But appearances, of course, are as varied as motives. Most nonetheless were driven to make contributions to knowledge.
That was usually the first justification, but it is well to be wary of this word “exploration.” James Cook spoke of making “voyages of discovery,” John Hanning Speke aimed for “geographical discoveries,” others talked of “journeys,” “travels,” even mere “wanderings.”
As men of science came to the fore, new species were valued as much as new territories. Yet, the more that was discovered it seemed the less we came to know.
The true nature of discovery
An 1500s map of the North America’s east coast, including major coastal features and various aquatic species, by John White. Credit: Courtesy The Natural History Museum, London

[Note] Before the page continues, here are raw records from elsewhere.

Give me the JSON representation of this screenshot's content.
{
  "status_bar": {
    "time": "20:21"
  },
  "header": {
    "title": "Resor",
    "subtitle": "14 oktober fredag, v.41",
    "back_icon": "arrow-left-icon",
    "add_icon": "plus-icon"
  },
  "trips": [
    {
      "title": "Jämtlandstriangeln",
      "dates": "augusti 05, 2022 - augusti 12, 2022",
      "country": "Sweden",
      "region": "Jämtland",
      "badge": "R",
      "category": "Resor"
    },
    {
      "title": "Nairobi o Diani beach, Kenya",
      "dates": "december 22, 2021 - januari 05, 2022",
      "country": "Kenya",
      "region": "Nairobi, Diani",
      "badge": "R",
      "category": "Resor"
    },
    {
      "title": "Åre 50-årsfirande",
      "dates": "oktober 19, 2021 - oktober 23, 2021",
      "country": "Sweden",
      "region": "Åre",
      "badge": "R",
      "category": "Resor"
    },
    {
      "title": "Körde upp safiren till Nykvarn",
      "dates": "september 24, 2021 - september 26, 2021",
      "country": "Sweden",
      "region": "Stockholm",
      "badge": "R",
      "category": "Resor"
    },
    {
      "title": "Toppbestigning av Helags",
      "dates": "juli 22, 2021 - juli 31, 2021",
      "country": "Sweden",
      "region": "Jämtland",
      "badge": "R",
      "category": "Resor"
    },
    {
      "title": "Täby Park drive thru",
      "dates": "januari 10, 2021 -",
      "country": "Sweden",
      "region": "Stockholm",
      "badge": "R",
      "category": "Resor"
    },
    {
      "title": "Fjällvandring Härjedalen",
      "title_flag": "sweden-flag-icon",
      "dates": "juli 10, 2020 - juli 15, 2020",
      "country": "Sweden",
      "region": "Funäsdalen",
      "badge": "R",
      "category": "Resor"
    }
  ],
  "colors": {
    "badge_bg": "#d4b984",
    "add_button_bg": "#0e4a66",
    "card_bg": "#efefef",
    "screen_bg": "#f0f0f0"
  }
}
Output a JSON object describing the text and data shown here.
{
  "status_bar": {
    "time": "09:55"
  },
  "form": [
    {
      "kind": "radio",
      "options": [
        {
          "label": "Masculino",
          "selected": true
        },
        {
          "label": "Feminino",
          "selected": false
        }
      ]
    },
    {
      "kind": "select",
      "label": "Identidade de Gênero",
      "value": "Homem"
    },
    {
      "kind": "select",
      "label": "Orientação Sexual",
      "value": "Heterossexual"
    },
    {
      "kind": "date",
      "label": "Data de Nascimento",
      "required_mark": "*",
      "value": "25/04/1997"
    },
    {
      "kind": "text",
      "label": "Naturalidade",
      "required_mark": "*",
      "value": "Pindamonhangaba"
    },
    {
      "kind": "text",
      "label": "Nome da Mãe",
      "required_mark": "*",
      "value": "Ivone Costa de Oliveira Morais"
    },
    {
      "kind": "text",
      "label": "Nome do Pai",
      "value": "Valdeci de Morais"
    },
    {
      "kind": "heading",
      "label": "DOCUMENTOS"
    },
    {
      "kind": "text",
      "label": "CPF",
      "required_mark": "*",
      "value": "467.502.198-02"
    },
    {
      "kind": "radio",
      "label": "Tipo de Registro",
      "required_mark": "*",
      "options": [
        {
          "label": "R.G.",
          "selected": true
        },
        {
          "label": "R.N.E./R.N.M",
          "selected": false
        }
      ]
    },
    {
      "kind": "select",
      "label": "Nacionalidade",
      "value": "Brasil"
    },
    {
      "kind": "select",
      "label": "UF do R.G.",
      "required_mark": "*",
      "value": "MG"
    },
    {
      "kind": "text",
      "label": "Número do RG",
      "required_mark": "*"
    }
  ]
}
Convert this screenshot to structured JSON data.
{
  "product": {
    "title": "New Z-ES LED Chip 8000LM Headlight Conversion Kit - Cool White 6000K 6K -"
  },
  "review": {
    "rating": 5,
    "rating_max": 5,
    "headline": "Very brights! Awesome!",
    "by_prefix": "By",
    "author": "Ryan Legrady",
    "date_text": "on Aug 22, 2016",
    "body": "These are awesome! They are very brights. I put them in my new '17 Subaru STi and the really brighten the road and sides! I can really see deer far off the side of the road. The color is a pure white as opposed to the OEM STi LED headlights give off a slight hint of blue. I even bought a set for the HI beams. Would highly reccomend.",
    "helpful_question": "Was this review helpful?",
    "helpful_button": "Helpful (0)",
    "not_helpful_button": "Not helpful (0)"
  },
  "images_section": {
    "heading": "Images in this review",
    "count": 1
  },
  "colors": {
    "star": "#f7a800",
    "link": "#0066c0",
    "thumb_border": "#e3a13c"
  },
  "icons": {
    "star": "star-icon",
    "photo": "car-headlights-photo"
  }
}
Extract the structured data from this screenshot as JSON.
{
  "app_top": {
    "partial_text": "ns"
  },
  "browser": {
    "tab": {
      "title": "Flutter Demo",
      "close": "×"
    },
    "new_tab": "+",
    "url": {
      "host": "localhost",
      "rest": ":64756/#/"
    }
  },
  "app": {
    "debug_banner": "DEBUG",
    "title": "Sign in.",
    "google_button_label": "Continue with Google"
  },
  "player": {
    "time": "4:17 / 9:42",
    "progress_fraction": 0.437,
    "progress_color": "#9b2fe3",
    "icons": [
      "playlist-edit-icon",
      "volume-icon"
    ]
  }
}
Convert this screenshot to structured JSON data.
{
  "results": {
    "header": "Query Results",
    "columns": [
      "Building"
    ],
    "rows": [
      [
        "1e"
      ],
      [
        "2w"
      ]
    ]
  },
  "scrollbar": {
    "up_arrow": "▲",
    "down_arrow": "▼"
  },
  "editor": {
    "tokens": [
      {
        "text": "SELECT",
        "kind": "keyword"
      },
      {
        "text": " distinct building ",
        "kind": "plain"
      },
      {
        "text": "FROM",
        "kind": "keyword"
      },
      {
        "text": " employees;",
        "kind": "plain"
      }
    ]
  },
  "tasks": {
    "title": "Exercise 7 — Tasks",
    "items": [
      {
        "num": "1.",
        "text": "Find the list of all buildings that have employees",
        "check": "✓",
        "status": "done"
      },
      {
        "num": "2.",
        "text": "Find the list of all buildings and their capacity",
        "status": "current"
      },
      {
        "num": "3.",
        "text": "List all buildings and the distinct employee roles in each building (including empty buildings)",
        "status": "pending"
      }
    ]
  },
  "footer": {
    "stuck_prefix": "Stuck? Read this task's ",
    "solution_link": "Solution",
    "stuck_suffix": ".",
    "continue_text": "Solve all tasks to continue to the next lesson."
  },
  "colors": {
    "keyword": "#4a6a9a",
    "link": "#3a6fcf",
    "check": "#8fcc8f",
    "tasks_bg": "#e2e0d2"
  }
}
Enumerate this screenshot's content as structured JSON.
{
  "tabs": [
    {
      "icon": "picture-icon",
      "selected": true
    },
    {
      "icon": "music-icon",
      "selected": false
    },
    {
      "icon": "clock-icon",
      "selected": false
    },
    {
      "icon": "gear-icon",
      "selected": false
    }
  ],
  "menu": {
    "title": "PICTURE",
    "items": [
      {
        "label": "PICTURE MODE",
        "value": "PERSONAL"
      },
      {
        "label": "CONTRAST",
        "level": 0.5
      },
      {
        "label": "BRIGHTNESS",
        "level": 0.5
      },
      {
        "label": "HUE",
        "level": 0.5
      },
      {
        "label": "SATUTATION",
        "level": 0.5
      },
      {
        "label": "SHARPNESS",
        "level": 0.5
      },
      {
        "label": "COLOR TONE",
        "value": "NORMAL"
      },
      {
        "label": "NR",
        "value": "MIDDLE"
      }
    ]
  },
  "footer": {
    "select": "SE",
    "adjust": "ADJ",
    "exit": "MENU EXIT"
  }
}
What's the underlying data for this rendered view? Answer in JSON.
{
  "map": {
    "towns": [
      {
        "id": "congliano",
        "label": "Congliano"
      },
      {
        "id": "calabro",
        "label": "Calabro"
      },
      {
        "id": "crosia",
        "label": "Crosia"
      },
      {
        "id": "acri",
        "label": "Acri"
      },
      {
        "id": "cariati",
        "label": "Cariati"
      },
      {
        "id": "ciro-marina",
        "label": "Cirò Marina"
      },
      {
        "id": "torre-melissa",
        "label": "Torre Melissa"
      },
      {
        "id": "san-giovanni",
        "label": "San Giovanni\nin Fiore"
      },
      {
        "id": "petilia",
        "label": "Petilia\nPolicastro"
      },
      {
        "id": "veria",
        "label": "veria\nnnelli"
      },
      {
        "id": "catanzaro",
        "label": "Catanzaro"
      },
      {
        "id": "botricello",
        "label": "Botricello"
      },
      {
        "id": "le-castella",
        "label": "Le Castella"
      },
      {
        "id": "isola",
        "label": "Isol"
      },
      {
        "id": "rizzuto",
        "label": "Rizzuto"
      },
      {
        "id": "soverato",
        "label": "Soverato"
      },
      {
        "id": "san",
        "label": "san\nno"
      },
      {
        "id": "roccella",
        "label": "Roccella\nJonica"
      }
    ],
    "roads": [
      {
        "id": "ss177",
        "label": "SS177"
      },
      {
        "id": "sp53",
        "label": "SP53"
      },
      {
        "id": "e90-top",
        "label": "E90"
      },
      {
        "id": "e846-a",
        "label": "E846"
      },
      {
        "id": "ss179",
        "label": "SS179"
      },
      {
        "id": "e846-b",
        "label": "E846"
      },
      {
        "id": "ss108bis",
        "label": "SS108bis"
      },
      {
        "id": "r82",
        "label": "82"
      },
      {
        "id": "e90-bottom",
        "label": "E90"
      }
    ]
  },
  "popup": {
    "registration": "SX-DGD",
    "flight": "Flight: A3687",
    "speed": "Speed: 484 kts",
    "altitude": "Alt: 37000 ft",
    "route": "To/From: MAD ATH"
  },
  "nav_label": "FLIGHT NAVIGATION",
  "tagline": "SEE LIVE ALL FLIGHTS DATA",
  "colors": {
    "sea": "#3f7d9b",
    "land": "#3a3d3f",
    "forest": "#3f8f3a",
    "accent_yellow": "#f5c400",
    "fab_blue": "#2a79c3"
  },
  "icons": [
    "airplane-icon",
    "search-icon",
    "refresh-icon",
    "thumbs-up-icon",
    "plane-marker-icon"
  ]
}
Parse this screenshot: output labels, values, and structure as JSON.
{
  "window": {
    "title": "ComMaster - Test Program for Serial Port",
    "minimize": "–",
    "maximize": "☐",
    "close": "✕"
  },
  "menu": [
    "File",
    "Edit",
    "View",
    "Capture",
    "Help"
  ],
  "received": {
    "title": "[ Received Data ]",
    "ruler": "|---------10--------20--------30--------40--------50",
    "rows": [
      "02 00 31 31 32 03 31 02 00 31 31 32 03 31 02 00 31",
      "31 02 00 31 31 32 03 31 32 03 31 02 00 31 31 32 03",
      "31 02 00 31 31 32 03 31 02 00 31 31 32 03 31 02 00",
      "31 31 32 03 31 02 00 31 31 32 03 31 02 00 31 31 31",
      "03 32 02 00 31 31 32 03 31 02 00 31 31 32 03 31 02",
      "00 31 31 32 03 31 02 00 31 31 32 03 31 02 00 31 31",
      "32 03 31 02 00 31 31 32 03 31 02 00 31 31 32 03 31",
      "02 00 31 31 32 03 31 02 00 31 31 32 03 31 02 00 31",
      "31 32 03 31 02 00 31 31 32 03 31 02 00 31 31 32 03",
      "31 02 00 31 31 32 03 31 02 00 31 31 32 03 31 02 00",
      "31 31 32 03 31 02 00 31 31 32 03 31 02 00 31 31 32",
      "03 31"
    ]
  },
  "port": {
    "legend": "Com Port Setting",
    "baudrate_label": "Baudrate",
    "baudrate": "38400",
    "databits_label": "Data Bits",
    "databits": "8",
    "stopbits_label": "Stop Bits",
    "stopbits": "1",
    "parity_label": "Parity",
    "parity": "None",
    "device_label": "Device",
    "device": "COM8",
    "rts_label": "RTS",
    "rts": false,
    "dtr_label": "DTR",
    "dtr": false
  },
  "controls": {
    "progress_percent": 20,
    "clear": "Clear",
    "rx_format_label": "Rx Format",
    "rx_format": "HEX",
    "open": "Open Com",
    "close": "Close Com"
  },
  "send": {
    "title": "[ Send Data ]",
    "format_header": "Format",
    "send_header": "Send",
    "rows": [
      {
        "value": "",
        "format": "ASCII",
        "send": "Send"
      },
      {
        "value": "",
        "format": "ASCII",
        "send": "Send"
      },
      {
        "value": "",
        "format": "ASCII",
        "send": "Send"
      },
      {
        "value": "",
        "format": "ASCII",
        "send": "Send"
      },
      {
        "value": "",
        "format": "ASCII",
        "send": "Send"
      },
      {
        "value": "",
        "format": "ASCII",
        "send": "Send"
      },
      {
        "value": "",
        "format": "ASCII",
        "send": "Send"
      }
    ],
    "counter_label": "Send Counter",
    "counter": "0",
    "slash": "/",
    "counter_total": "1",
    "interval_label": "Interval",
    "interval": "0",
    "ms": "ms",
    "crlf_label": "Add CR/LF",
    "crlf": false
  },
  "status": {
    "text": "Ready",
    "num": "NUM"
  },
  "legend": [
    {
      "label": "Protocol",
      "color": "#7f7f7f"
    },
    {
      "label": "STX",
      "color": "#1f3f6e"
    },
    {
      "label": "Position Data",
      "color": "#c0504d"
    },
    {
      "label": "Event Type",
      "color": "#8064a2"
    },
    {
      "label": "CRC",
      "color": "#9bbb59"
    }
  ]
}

For those at home, filling in the blank spaces of foreign lands was true exploring, but foreign to whom? And what place in this narrative for those local guides and porters who made such discoveries possible?
What of those people who knew these lands before the Westerners came with their over-stuffed expeditions, and who had, in many cases, seen most of these wonders before?
Their histories are mostly lost to time. They left few records, scarce trace.
But by taking as inclusive a definition of exploration as possible we can broaden this story, at least a little. We can meet all manner of pioneers and travelers, but also artists, adventurers, missionaries, surveyors, scholars, geographers, whalers, mariners, geologists, biologists, fossil-hunters and engineers, diplomats and mercenaries, administrators and colonists, entrepreneurs and photographers, through to some modern-day travel writers.
All have captured something of their first sight of a land in a memorable or meaningful way — immediate and unmediated.
What unites everyone in this book is that they all, at some stage in their varied lives, took a risk; they chose to defy the conventional, to brave a difficult voyage, to leave the comforts of home and explore.
They all let the promise of the unimaginable lead them over the horizon and they were willing to embrace the unknown. And they all set down a record of what they’d seen for others following after them.
Layers of meaning
By opening the notebooks of others, we are able to join them on significant historic journeys. Notebooks clearly matter. They are invested with intricate practical and personal value, and many layers of meaning.
Yet we need not think too hard. In this simple celebration of travel told though special journals, we can also enjoy the pictures. Here is art for its own sake, images that speak of the thrill and the boredom of the field, and the joys and frustrations that are encountered.
Watercolour by Olivia Fanny Tonge 1858-1949. 180 x 260mm. From one of sixteen sketchbooks presented to the Museum in 1952. Credit: Courtesy The Natural History Museum
There must always be room for the old-fashioned habit of writing on paper.
Next time you go on a journey, pack a little notebook in your rucksack alongside all that electronic gear, or better still, leave all that stuff at home.
Fill the pages of your notebooks with adventure and experience. Follow your curiosity. Just make sure you come home to share your story.